The WebGIS is the beginning of a multi-year partnership between many local organizations including Michigan Tech Social Sciences, the Geospatial Research Facility, Western Upper Peninsula Planning and Development Region (WUPPDR), Keweenaw Economic Development Alliance (KEDA) and local municipalities to create a regional geographic information system (GIS) for local planning, economic development, heritage management, tourism and health promotion.

The WebGIS is an output of the NSF-funded Innovative Technology Experiences for Students and Teachers, “GRACE- GIS Resources and Applications for Career Education” project. GRACE is a multi-institution collaboration to bring GIS technologies to Michigan’s high school educators and intensive community-based internship experiences to high school students.

More about the GRACE project at Michigan Tech can be found in Unscripted.

Summer 2018-2



On the Road

Angie CarterAngie Carter presented at the Rural Sociological Society annual meeting in Portland, Oregon on July 27 and July 28th.

Carter also presented “Photovoice and Community Development: Women in Agriculture and the Transformation of Rural Spaces,” with her collaborator Claudia M. Prado-Meza (Universidad de Colima) and facilitated a panel “Putting the Sociological Imagination into Practice: Place, Power, and Praxis” with collaborators Ahna Kruzic (Pesticide Action Network North America,Oakland, California) and Gabrielle Roesch-McNally (USFS Pacific Northwest Research Station, Corvallis, Oregon).

She also took part in a book reading and author talk about activism on July 30th at the Corvallis Public Library in Corvallis, Oregon with co-authors Kruzic and Roesch-McNally. Carter read her essay, “Homecoming,” about Iowans’ resistance to the Dakota Access pipeline, included in the recently published edited volume “We Rise to Resist: Voices from a New Era in Women’s Political Action” (McFarland 2018).


Lankton to Give Presentation on Quincy History

Larry LanktonLocal historian, educator and author Larry Lankton (Emeritus SS) will present the latest in the Quincy Mine Hoist Association’s “History on the Hill” series at 7 p.m. Thursday (July 26) at the Quincy Mine 1894 Hoist House.

Lankton’s presentation is titled, “The National Park Service Arrives on Quincy Hill, 1978.” In the summer of 1978 a team from the Historic American Engineering Record (HAER), a part of the National Park Service, conducted a 10-week study of the social history of the Quincy Mining Company.

Lankton led the HAER team in 1978 and moved to the Keweenaw three years later to continue his research and write about the local copper industry.
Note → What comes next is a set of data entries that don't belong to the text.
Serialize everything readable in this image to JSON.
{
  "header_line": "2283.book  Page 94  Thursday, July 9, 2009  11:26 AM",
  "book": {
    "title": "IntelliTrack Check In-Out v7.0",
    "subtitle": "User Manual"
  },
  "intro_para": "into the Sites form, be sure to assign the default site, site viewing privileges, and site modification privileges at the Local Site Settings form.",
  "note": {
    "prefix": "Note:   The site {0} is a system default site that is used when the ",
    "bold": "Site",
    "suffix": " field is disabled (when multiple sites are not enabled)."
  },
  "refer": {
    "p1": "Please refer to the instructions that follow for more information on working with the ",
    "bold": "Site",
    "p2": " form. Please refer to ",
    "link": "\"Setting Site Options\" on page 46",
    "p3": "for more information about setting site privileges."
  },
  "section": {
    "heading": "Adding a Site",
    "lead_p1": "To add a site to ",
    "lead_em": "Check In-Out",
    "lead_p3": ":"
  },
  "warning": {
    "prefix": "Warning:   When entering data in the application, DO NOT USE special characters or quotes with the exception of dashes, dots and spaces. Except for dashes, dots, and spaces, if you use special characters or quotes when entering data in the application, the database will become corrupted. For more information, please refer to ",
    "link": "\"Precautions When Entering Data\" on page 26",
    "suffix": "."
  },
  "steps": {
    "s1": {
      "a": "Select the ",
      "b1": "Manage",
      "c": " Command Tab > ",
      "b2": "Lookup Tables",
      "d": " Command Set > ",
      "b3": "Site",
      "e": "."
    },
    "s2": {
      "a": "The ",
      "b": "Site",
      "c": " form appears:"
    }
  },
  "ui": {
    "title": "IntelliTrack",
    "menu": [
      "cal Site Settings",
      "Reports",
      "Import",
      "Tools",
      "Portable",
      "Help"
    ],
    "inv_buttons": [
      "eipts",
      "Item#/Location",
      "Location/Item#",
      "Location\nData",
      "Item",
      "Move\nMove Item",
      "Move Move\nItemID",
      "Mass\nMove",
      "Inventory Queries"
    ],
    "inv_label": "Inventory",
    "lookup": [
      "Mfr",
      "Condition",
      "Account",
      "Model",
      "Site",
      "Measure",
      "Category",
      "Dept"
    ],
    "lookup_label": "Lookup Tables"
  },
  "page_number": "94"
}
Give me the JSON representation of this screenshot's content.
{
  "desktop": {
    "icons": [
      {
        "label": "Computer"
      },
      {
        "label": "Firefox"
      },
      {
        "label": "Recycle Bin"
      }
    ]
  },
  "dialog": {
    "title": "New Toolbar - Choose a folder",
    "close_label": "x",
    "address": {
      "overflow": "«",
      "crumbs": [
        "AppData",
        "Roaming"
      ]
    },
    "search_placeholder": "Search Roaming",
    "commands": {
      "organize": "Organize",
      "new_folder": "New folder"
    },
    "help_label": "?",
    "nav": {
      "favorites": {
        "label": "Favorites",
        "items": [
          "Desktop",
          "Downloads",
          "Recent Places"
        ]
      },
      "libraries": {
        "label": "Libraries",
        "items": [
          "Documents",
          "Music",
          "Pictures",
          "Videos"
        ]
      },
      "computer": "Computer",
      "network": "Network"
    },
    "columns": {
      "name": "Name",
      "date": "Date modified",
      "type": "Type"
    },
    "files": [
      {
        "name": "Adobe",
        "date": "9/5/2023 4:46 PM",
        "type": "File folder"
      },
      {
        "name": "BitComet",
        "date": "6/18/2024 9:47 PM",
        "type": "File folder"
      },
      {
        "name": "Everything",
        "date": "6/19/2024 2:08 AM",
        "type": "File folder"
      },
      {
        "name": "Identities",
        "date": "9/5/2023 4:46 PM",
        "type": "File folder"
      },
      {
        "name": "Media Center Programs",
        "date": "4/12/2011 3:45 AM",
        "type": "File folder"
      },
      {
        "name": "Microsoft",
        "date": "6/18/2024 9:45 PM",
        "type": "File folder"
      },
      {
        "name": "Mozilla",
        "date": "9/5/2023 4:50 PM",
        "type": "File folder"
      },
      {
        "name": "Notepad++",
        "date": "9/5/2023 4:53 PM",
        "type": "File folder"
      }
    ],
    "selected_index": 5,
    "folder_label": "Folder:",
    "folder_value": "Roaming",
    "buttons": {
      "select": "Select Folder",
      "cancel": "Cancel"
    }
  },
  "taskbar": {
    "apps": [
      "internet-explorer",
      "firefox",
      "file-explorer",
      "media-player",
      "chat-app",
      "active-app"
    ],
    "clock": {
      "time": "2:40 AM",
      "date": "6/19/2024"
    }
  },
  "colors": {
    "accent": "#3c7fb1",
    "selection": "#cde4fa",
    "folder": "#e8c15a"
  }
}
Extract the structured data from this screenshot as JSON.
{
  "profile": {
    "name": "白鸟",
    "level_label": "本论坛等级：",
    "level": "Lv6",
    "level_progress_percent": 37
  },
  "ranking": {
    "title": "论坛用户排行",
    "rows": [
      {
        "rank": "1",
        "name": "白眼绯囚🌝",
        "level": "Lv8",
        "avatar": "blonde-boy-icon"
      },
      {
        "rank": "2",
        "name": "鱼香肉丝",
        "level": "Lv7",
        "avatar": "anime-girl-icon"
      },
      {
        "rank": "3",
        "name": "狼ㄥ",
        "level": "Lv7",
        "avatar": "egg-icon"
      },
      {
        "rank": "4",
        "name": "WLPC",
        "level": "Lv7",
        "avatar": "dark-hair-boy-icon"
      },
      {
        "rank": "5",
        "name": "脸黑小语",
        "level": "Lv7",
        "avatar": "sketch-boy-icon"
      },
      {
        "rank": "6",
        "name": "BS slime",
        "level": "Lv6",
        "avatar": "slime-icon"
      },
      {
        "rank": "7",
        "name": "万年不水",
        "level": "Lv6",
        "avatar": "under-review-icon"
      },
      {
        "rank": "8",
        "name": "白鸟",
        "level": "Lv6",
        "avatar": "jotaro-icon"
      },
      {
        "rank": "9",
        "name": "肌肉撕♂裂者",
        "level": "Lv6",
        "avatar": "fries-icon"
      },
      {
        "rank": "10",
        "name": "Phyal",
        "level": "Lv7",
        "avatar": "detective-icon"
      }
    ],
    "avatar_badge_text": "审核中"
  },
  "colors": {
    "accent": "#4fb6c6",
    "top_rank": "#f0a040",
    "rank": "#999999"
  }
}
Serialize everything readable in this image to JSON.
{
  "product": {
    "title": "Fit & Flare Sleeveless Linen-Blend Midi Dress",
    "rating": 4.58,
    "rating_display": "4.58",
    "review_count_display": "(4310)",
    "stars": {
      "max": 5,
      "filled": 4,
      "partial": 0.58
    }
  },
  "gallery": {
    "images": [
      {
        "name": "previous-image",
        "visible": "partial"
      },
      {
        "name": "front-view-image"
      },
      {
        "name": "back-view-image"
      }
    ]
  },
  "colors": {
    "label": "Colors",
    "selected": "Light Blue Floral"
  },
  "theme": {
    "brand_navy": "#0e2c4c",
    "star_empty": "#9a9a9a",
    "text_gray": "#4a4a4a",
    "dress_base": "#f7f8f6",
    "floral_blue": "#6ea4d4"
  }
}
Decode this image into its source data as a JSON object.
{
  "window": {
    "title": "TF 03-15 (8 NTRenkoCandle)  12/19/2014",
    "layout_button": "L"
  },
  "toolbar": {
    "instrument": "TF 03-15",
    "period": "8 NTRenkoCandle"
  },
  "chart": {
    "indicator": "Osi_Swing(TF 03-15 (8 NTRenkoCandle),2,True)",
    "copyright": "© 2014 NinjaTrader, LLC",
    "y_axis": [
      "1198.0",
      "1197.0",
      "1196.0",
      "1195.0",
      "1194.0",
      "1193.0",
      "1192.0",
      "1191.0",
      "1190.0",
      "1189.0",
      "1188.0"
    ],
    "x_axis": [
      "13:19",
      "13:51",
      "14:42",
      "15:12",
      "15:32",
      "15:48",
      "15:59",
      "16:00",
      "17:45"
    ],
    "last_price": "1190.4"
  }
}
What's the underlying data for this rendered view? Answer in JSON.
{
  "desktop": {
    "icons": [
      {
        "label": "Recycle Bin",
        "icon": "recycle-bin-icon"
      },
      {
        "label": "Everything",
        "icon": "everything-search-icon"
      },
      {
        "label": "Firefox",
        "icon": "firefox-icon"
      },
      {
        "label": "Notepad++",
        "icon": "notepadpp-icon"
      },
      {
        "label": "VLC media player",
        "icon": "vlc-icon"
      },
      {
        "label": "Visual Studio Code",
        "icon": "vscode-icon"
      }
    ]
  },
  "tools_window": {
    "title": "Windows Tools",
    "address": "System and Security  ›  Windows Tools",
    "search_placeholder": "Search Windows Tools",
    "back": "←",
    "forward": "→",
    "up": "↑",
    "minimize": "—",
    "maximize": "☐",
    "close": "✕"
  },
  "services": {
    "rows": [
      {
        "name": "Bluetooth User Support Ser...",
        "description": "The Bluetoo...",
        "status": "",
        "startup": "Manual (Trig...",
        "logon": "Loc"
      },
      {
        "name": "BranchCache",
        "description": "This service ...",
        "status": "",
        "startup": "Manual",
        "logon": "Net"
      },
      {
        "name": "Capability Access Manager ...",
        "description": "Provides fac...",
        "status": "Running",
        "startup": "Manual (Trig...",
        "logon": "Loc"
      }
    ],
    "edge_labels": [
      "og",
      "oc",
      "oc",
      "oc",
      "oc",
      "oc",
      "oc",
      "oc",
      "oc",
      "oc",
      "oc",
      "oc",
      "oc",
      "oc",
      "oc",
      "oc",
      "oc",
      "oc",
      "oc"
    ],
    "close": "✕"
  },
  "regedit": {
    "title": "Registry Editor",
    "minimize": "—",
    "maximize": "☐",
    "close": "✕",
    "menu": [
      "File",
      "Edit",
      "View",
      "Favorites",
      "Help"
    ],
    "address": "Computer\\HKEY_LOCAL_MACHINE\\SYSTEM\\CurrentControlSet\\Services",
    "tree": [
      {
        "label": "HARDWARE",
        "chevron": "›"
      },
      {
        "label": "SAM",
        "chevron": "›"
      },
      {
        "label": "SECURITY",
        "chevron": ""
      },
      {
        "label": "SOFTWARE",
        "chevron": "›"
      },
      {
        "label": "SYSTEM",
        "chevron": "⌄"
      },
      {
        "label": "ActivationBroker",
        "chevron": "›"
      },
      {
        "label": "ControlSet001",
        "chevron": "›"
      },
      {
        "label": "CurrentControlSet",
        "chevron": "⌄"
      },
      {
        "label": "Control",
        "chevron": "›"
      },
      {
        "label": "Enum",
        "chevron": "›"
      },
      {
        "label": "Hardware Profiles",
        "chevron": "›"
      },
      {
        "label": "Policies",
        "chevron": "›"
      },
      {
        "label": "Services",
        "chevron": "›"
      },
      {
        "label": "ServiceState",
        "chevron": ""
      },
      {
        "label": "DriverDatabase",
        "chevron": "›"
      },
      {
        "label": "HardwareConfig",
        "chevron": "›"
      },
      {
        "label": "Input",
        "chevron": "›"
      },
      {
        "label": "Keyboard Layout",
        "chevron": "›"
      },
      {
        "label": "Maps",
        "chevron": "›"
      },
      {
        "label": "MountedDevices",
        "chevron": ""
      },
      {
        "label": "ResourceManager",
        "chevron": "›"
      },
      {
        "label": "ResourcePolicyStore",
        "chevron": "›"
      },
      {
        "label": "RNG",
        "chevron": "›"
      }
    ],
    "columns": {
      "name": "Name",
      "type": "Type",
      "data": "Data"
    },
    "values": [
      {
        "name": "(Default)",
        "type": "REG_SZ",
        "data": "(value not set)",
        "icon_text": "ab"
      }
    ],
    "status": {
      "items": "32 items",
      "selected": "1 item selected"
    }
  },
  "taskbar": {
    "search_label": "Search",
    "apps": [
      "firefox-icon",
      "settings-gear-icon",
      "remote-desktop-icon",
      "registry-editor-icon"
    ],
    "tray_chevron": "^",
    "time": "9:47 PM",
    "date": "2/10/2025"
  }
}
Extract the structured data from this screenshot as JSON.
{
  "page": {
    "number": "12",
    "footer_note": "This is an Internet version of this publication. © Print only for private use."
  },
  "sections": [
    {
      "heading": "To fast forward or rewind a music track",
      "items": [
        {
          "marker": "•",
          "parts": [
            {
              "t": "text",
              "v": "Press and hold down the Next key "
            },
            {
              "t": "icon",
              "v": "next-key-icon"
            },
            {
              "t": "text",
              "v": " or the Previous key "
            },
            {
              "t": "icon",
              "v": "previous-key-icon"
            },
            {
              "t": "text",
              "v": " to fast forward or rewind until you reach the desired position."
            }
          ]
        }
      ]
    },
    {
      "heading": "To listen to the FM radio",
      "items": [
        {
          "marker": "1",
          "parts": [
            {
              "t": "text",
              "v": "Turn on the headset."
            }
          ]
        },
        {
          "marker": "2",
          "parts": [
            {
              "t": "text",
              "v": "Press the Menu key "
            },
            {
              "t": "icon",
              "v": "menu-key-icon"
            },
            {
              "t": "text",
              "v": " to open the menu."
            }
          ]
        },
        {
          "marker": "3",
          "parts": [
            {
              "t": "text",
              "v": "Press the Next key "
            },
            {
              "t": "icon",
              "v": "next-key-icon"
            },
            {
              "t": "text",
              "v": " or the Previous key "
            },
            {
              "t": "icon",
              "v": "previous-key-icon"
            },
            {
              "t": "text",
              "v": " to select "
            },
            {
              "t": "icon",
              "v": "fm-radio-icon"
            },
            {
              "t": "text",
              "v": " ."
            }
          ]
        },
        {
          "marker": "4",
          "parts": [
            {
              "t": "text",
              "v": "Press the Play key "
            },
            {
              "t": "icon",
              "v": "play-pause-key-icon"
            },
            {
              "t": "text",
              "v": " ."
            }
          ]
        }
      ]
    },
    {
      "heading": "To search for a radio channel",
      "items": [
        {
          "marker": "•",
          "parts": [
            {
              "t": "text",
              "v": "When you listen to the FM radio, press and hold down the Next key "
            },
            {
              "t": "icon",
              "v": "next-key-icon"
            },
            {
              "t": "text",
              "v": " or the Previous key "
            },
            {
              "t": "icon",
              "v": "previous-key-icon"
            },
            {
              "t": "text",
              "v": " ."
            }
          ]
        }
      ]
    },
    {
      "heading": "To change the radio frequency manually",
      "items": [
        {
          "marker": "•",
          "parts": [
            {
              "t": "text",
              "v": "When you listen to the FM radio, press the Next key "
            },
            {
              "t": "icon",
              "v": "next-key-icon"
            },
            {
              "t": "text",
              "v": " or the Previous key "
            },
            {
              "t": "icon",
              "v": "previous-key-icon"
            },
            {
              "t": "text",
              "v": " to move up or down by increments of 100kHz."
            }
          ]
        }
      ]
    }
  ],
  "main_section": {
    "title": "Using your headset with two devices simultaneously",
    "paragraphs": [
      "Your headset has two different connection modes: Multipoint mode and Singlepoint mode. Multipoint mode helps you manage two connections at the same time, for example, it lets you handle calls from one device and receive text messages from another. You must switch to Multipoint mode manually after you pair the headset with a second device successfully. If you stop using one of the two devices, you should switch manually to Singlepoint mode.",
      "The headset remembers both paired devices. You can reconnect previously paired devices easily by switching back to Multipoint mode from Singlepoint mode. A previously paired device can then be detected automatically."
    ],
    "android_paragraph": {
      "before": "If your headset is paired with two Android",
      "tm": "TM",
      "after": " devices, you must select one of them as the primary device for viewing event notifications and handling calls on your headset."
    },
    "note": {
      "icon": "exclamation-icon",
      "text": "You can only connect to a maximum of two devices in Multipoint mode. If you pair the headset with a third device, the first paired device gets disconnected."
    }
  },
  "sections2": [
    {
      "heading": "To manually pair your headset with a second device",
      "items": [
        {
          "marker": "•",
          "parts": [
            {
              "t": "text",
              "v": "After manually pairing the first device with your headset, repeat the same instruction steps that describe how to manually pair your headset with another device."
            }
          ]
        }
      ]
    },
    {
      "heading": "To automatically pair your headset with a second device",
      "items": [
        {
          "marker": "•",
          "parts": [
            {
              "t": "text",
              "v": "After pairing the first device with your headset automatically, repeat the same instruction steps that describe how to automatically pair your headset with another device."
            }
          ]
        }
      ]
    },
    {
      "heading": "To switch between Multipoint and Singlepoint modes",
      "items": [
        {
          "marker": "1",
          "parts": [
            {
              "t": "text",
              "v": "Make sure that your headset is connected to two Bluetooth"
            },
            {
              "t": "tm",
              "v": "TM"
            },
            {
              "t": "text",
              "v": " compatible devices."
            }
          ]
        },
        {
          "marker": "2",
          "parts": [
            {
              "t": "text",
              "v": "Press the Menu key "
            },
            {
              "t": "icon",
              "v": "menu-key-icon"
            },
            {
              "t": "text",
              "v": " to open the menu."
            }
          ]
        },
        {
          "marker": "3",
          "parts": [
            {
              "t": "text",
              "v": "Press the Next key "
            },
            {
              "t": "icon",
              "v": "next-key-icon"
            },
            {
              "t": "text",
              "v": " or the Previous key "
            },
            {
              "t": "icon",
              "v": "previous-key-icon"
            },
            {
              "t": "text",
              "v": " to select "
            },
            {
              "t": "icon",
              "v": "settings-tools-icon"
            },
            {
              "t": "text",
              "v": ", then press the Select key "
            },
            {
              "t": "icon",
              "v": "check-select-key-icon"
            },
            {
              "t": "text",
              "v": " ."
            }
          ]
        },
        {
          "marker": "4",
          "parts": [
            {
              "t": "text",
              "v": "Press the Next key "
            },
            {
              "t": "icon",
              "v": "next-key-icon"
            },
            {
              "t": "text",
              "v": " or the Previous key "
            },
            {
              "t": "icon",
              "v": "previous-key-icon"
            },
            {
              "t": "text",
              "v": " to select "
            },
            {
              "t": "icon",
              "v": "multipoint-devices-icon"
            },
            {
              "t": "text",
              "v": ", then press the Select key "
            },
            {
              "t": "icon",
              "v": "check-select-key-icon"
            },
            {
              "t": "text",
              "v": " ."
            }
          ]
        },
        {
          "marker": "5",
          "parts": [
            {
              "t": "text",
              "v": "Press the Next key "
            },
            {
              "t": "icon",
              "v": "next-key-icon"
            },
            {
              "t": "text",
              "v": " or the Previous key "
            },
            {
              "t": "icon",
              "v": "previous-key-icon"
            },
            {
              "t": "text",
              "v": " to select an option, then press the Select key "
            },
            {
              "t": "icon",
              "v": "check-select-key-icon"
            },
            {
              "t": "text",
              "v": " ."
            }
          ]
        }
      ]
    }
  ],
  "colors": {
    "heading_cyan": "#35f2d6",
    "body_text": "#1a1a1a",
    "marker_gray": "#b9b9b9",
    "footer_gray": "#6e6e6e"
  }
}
Find out more about Lankton’s presentation.

History on the Hill presentations are free and open to the public.